Lauding Maria Goretti’s ability to forgive her attacker as she lay dying, Francis quoted the 2015 Bull of Indiction for the Year of Mercy, saying: “At times how hard it seems to forgive! And yet pardon is the instrument placed into our fragile hands to attain serenity of heart.”

This “generous offer of forgiveness,” he said, accompanied “the peaceful death of the young Marietta,” establishing for her killer the “sincere journey of conversion which, in the end, led him to taste the faithful abandonment in the arms of his merciful Father.”

In 1902, Maria was stabbed 14 times when Serenelli, then a neighboring farmhand who had made previous inappropriate comments and sexual advances toward her, attempted to rape her. She died in a hospital in the nearby town of Nettuno.
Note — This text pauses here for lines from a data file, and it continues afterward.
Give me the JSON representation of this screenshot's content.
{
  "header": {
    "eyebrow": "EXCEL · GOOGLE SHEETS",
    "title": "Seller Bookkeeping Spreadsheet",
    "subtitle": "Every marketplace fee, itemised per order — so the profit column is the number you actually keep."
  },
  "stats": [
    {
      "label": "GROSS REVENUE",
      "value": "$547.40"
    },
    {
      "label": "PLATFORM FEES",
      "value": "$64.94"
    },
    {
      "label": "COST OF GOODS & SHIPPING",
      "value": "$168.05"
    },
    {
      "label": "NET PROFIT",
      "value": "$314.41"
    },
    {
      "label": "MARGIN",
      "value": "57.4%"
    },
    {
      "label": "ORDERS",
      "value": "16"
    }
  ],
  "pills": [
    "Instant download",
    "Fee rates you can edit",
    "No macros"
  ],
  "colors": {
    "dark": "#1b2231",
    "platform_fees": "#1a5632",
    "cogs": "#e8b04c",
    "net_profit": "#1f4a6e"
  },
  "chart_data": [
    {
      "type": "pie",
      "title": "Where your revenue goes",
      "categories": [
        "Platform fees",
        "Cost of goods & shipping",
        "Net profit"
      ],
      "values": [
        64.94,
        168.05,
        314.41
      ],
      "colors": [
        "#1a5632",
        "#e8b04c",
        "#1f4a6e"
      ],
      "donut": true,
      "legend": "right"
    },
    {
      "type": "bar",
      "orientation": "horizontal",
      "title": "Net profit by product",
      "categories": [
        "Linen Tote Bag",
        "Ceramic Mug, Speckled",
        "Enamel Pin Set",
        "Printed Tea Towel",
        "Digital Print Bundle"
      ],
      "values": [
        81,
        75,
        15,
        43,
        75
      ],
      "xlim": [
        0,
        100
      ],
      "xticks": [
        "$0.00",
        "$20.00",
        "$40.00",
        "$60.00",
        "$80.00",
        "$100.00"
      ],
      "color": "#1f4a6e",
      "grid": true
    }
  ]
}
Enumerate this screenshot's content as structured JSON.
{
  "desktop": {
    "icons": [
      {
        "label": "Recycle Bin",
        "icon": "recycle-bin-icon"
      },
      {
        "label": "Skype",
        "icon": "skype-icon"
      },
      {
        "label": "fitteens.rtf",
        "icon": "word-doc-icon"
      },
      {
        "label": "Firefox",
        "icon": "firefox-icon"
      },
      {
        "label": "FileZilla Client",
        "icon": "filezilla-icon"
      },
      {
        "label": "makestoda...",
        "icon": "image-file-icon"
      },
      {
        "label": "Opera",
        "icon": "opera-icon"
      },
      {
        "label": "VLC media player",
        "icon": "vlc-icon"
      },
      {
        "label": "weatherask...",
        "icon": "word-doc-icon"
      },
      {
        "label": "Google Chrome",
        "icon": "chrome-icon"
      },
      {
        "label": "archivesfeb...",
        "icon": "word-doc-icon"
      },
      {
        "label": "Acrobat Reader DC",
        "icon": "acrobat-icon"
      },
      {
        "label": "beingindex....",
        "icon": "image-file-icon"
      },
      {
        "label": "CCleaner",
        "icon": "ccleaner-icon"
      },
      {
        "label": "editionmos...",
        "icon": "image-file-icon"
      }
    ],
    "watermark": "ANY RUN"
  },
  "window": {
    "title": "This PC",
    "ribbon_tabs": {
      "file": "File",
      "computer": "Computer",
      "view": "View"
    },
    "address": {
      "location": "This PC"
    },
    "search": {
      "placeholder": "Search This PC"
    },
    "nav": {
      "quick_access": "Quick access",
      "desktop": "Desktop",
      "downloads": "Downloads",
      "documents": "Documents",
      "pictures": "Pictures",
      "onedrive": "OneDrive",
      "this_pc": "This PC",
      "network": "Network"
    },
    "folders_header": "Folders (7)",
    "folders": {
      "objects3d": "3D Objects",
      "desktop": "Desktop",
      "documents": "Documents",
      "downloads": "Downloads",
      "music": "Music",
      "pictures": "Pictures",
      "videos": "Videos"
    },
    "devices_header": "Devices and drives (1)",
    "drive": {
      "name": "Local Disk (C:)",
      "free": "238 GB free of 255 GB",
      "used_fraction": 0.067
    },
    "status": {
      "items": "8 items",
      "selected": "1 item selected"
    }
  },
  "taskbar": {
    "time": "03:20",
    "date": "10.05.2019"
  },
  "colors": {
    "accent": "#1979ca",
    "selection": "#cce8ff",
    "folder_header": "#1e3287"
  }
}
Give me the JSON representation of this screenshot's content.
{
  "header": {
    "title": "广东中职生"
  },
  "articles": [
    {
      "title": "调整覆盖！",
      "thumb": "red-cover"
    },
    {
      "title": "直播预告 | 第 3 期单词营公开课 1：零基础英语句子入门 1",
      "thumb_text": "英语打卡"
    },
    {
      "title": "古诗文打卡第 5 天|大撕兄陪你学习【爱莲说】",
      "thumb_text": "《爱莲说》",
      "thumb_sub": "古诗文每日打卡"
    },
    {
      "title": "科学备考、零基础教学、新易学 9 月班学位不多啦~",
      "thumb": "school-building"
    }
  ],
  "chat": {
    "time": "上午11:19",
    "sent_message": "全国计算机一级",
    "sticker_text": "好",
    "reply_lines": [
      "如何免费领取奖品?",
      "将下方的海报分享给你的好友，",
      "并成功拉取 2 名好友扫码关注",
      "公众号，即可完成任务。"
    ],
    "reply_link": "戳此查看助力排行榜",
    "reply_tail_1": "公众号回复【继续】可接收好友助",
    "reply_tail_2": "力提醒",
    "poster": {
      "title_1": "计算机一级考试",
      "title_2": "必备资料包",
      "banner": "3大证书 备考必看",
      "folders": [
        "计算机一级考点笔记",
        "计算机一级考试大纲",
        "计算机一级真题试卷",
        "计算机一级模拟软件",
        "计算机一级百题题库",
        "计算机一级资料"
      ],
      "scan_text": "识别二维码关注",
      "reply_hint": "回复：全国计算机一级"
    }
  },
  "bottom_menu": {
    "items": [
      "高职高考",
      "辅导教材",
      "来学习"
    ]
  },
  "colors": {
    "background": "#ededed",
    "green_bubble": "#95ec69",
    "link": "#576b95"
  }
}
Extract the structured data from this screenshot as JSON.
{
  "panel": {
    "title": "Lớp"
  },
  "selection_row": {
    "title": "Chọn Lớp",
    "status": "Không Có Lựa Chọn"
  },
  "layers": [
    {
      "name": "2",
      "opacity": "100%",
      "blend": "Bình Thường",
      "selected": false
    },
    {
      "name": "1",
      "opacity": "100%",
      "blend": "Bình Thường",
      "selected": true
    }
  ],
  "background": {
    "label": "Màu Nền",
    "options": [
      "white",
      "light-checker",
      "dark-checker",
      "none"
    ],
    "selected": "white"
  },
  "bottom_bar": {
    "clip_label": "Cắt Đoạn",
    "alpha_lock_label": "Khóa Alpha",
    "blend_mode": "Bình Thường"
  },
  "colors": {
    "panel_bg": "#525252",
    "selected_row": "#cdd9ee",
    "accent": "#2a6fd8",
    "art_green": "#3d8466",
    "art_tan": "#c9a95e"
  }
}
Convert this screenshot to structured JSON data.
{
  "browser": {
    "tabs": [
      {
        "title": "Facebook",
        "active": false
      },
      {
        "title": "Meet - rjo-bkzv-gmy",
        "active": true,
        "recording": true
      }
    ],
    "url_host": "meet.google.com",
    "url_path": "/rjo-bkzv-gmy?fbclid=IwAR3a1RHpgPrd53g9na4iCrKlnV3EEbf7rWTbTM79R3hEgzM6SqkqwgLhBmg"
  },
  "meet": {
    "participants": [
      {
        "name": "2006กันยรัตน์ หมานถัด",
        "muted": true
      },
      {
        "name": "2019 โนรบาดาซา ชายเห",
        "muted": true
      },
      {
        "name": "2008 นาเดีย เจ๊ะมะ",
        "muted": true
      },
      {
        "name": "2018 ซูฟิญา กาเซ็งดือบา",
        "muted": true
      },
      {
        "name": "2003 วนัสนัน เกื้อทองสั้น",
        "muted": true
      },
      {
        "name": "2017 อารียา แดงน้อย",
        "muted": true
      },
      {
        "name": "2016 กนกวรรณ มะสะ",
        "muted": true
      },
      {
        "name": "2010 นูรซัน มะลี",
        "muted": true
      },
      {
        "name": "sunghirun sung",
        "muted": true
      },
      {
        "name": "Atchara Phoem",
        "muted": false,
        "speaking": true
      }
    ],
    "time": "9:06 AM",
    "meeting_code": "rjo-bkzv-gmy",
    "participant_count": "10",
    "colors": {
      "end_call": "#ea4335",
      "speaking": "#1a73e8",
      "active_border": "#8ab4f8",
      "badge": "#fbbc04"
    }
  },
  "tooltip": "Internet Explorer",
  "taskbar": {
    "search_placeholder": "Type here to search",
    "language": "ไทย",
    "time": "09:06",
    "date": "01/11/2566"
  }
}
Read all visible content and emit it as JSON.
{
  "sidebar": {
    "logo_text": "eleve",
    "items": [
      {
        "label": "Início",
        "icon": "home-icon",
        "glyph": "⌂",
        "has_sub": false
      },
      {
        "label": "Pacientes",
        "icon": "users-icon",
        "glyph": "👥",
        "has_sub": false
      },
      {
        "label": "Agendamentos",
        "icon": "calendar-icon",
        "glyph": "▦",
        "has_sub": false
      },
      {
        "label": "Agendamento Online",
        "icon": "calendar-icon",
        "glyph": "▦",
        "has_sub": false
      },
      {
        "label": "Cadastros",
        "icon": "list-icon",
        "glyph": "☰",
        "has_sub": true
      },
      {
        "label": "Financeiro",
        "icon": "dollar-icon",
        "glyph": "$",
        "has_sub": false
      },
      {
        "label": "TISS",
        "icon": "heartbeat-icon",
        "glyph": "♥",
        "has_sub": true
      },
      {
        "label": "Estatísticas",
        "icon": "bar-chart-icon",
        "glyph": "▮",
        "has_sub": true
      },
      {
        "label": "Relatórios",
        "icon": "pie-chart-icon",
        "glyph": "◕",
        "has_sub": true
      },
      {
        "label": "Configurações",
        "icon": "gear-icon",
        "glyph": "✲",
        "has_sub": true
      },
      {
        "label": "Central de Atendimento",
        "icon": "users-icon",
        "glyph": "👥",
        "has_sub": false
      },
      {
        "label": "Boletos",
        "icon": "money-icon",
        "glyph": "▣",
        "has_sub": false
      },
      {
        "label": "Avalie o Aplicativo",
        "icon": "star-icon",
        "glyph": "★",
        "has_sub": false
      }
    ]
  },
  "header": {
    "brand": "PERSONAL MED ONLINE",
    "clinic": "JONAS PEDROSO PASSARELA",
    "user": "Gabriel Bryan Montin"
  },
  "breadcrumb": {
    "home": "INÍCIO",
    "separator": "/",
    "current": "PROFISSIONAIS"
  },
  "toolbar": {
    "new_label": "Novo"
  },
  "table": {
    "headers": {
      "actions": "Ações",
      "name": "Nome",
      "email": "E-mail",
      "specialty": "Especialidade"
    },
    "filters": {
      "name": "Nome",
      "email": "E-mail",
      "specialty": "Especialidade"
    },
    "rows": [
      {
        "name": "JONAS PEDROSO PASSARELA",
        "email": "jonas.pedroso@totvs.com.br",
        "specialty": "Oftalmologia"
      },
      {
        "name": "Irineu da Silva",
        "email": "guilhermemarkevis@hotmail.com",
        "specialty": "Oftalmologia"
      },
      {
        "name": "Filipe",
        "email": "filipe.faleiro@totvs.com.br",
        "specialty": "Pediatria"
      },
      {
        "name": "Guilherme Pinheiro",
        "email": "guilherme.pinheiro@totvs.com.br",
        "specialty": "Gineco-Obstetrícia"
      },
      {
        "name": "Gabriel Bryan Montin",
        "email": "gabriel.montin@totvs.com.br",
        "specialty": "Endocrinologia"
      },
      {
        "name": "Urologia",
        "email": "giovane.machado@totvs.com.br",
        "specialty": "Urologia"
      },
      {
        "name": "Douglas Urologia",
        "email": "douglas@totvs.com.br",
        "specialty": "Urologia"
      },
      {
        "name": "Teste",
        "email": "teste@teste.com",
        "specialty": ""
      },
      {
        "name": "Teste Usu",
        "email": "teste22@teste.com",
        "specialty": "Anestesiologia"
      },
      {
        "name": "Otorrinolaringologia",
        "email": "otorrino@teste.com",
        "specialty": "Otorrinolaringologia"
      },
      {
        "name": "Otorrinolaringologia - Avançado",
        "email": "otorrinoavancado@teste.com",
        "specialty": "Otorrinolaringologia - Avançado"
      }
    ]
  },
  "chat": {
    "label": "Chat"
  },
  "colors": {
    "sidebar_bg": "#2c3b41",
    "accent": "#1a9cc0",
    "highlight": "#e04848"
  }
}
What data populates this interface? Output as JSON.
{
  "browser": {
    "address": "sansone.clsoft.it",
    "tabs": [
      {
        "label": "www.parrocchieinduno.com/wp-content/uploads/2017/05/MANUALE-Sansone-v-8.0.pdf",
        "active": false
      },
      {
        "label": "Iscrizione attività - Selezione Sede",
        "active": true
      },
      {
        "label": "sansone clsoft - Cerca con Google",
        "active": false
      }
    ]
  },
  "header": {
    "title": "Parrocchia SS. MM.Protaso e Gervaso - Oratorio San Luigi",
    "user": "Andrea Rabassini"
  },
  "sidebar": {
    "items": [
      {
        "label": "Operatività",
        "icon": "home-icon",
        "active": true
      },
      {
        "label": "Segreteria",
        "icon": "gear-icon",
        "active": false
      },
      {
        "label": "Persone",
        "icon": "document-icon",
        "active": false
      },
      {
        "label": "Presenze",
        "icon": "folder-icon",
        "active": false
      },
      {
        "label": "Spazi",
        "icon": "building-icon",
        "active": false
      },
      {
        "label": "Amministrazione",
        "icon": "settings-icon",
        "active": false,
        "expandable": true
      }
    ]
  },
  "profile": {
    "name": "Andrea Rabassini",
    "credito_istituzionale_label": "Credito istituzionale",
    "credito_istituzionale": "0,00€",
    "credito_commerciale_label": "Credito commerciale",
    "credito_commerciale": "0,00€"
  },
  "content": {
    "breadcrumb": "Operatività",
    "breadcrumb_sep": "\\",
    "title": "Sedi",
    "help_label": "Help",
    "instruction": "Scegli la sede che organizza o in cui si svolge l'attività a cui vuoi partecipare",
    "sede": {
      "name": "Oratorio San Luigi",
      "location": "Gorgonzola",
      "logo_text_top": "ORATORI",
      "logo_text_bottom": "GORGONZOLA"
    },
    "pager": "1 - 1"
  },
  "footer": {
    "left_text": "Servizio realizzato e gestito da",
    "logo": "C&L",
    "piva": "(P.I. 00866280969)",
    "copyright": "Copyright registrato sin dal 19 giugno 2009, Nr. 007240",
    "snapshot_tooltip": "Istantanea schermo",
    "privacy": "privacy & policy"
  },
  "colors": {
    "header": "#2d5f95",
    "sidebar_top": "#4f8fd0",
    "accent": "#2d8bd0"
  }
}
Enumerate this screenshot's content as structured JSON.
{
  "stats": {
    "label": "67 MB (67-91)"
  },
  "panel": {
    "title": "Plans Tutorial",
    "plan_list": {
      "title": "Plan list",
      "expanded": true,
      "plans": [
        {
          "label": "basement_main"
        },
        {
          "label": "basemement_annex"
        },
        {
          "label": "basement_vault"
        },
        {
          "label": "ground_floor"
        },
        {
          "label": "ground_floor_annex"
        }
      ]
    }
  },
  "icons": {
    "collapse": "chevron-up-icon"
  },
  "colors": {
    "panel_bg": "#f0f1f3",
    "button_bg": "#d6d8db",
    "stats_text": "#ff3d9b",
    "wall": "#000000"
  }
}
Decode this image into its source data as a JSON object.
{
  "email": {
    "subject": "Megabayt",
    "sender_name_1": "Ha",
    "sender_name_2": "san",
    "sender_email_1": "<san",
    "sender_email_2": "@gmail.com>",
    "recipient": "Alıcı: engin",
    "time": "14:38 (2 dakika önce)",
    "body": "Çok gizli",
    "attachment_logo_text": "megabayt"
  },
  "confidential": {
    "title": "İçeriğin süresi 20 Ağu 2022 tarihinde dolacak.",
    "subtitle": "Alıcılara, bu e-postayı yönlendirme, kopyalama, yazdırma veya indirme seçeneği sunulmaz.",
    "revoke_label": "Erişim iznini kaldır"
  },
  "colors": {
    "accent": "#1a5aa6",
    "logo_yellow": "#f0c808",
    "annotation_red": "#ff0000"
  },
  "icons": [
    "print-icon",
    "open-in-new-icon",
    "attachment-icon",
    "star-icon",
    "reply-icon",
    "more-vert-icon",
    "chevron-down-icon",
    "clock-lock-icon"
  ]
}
While in prison several years later, Alessandro converted after having a dream in which Maria handed him 14 white flowers that burst into flame. The flowers represented the 14 wounds he had inflicted upon her; the flames symbolized forgiveness. After being released from prison one of his first acts was to go to beg the forgiveness of Maria’s mother.  He later became a Capuchin tertiary and attended Maria’s beatification alongside her mother.  (Excerpts taken from CNA)

Three years after her beatification, one of the largest crowds ever assembled for a canonization – 250,000 – symbolized the reaction of millions touched by the simple story of Maria Goretti.  Among the quarter-million people who attended, 66-year-old Alessandro Serenely knelt and cried tears of joy.

“Even if she had not been a martyr, she would still have been a saint, so holy was her everyday life.” Cardinal Salotti.


I know what it can feel like to offer sincere forgiveness to an offender.

I have felt the peace of Christ that comes when we do so.

I know the freedom which follows, when we extend this mercy to others.

And as a result…

I wish I could say I no longer struggle with offering forgiveness.


I wish I could say that I offer it as automatically as St. Maria Goretti did.

But God is still perfecting that in me.


And until that time comes, when I too can resemble more closely St. Maria Goretti,

what I can say is…

I desire,

with my whole heart,

to forgive all offenses joyfully!

(for love of Him.)

And because of this…

I do try harder to offer it,

even when it is difficult for me to do so,

because I recognize the great






which follows


after having presented this most prized gift, to self & others.

And even when the gift is not received straight-away, (as with Alessandro,)

I desire to forgive even that.

Let us all, with God’s grace, strive to reach the goal that her example sets before us.  Through her prayers to the Redeemer may all of us, each in our own way, joyfully try to follow the inspiring example of St. Maria Goretti, who now enjoys eternal happiness in heaven.

Image 7-6-16 at 5.29 PM
“He Loves, He Hopes, He Waits.” St. Maria Goretti

Who might you need to forgive today?

hugs n’ blessings to all those waiting to receive our forgiveness!